NAIROBI, Kenya — There are dozens of stories waiting to be told on the late-night flight from London to Nairobi--the expatriate American happily returning "home," the harried British businessmen coming to discuss the painful realities of foreign exchange, and an assortment of African diplomats nervously trying to coordinate all of their carry-on bags chock-full of duty-free purchases.
Then there are the first-time visitors, all hoping to discover a new continent--and for most of them a brave new world--in an incredibly short time.
At first glance the Nairobi Airport seems quiet. But the daily widebody arrival from London is anything but uneventful, and mornings in Nairobi are anything but calm.
Taxis and buses line up to handle the crowds. Many are VW Kombi vans waiting for their new safari travelers.
Kenya is synonymous with safari trips, and they come in all shapes and sizes, ranging from the upscale everything-but catered Abercrombie & Kent affairs to more down to earth bush trips to faraway camps and remote outposts in the Serengeti.
Shooting With a Camera
With the exception of a handful of criminals--clever poachers who have managed to elude the police of a handful of countries--the Kenya safari is virtually limited to shooting wild animals with a camera. The big elephant and Hemingway days are long gone, left to the last of the animals that got away and to the memory of the few who choose to recall their glory of shooting the big ones that didn't get away.
During the day the streets of the city jump with people and cars. At the Karatina (central) market, a short walk from the Hilton, you can find almost anything for sale, ranging from old Gilbey's gin bottles to handmade bowls and baskets.
Outside the market sit a handful of sign makers. Within hours they will carve anything you want into hardwood, paint the sign and deliver it to you, for about $5.
Nightlife in Nairobi is deceptively active. The lobby of the Nairobi Hilton jumps with late arrivals from the bush, eager to tell their stories, each seemingly convinced that their experience warrants undivided attention from friends or anyone else within earshot.
The tourists often compete with airline crews, or delegates arriving for regular OAU (Organization of African Unity) mini-summit conferences, and a collection of virtually every Mercedes in East Africa parked in front of the hotel.
The Action Continues
Nearby, a Pakistani flight crew is checking out of the hotel, heading out to the airport for the regular weekly PIA 2 a.m. flight from Nairobi to Karachi on an aging 707.
The streets seem quiet, but at the International casino, $3 U.S. (50 Kenyan shillings) by cab away, the action continues.
A U.S. Air Force captain, back from a tour of the Seychelles, tries his luck at the slot machines. Next to him, a British journalist downs another Tanqueray and places 10 shillings (less than $1 U.S.) on the faded green felt blackjack table. He draws an 18. The dealer pulls two face cards and beats him. Again.

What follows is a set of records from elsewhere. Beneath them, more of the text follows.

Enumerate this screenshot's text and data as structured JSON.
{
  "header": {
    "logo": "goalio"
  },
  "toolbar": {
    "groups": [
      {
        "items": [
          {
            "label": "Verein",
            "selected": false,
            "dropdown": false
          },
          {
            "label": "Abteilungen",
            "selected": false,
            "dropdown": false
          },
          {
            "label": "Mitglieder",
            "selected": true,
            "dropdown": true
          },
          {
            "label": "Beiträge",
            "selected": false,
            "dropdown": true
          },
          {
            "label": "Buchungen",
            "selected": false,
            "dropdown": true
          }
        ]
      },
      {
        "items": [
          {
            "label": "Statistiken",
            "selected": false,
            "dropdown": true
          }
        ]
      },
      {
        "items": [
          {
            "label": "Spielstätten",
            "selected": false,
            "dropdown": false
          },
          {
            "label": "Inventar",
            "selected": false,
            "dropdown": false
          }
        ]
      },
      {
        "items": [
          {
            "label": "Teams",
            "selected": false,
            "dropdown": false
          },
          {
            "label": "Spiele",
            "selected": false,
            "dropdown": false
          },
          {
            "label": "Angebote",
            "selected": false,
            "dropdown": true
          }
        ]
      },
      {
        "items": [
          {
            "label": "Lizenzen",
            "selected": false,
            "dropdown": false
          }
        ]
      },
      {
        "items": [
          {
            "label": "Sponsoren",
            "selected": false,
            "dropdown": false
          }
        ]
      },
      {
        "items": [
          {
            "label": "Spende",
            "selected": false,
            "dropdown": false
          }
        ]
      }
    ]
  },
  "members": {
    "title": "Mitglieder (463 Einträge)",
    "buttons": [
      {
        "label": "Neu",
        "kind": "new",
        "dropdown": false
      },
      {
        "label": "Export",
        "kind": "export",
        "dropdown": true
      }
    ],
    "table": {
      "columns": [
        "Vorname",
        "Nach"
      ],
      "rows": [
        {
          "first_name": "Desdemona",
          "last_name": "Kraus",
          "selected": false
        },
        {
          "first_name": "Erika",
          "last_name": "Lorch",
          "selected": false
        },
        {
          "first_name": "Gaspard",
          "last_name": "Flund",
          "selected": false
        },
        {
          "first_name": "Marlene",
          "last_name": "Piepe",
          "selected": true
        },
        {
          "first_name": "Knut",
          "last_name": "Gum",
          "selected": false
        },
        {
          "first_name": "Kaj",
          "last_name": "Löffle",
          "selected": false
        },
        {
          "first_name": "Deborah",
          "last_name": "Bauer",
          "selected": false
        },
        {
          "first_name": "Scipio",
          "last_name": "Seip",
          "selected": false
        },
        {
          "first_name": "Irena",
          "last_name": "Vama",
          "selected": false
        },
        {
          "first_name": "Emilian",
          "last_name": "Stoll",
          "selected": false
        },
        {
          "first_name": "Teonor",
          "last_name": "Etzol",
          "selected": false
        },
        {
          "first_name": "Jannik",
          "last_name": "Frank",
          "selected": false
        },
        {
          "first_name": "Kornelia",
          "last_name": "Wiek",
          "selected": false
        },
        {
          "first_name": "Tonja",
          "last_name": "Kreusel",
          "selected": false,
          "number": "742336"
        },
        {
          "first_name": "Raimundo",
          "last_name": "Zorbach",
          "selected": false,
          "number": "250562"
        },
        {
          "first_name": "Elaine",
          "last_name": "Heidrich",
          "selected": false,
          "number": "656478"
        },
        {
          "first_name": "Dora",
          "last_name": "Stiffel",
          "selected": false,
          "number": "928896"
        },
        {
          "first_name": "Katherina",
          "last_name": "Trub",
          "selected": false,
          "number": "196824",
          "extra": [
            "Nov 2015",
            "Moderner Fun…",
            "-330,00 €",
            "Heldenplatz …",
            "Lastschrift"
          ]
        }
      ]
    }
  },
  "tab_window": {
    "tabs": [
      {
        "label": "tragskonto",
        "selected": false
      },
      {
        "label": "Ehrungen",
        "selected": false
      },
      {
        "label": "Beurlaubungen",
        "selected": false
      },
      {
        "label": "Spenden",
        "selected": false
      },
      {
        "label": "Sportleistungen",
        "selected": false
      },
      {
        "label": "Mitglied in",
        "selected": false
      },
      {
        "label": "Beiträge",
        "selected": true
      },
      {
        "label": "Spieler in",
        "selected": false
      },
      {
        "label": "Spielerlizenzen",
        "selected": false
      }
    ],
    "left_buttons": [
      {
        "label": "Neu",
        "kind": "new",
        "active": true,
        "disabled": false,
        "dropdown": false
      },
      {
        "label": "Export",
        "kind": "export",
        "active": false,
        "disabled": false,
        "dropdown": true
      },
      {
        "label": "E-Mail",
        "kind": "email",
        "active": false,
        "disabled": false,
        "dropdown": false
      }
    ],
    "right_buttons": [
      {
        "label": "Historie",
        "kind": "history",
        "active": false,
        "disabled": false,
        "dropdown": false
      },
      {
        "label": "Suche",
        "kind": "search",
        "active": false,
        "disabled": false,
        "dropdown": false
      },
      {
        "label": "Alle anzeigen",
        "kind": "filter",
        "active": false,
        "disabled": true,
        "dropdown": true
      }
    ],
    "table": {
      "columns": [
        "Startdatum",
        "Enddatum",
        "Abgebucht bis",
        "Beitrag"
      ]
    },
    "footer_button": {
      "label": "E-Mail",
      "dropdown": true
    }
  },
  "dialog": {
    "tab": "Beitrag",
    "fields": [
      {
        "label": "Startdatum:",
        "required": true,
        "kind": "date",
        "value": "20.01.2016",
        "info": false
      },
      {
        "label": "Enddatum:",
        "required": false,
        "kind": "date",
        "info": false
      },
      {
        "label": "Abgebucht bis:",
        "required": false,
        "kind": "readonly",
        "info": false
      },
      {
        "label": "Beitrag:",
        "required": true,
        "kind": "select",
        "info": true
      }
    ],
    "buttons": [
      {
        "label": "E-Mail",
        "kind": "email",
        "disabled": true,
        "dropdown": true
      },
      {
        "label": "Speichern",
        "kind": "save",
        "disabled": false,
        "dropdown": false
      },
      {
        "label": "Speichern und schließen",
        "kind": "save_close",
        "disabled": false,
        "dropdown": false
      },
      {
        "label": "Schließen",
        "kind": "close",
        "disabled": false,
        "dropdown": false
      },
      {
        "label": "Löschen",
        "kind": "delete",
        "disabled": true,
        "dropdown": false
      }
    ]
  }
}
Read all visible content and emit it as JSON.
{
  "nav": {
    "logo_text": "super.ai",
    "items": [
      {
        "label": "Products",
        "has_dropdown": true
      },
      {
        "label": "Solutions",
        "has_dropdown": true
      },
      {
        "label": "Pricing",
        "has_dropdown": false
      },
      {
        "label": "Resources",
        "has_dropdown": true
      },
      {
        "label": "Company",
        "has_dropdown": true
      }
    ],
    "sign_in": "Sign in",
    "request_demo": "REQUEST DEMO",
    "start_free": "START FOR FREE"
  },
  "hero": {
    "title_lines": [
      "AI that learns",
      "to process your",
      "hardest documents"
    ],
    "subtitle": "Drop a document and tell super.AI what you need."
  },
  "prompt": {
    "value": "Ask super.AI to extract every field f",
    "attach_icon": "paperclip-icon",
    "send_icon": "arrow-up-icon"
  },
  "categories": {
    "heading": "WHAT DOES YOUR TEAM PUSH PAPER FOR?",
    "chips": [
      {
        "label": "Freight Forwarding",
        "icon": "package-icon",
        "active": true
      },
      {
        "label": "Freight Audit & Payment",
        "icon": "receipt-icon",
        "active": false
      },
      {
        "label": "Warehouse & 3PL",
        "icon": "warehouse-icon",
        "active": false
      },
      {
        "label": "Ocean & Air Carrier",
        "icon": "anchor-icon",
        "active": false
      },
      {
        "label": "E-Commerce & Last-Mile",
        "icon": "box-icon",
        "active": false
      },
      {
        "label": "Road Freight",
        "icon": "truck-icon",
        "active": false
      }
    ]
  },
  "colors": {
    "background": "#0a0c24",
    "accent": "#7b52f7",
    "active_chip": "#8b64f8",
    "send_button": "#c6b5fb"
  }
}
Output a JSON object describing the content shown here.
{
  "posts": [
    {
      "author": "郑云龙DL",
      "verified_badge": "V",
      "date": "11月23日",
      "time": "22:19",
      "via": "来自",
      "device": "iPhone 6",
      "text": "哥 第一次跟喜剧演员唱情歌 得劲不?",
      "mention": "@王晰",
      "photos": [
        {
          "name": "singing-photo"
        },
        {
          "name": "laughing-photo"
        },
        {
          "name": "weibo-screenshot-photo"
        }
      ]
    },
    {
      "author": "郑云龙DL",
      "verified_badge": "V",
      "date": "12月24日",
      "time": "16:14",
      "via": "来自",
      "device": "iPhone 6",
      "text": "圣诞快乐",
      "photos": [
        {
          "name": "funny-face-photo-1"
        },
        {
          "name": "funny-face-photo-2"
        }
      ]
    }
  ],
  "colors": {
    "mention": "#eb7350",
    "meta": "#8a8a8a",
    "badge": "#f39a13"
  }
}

The journalist shrugs and orders another stiff one.
"They can't hurt you too bad here," he says with a laugh. "Besides, even while you're losing, the stories you hear are great. Anyone worried about the loss of romance and adventure out here needn't be concerned."
The memories of the big game hunts are still fresh on the minds of many Kenyans.
"No one shoots anything now," says one woman, "except their cameras. It's much better that way."
A Different Era
Another woman, a 35-year-old British expatriate, remembers a different era. When she was 8 she went with her older brother up to Kitale, in northern Kenya on the Uganda border.
There, struggling to balance a .22-caliber rifle, she shot her first--and last--animal, a small dik-dik (antelope). "After I killed it," she says, "my brother told me that they always travel in pairs. I was heartbroken, and haven't shot anything since."
More often than not, the stories are greater outside Nairobi. Most people come to see the "big five"--elephant, black rhinoceros, buffalo, lion and leopard.
But I go to see No. 6, a small piece of land not found on many maps. It's a place known simply as Lion Rock, a few miles from Salt Lick Lodge.
About the only things Salt Lick has in common with other hotels is the Gideon Bibles found in each of its 64 guest rooms.
Salt Lick was formerly a private hunting lodge owned by a group of 20 Americans and one Kenyan. When hunting in the country was banned, the investors turned it into a guest lodge and asked Hilton to manage it. (It is one of only six hotels in the world owned by Hilton.)
Rates at the Salt Lick are $59 U.S. a night single, $91 U.S. double, including tax and service. During the April-May-June rainy season, prices drop to $47.50 and $72.75.
Up a Dusty Trail
Twenty minutes away from Salt Lick by Kombi van, up a dusty and winding dirt trail is Lion Rock. Like many of my favorite destinations, I like it more for what it isn't than what it is.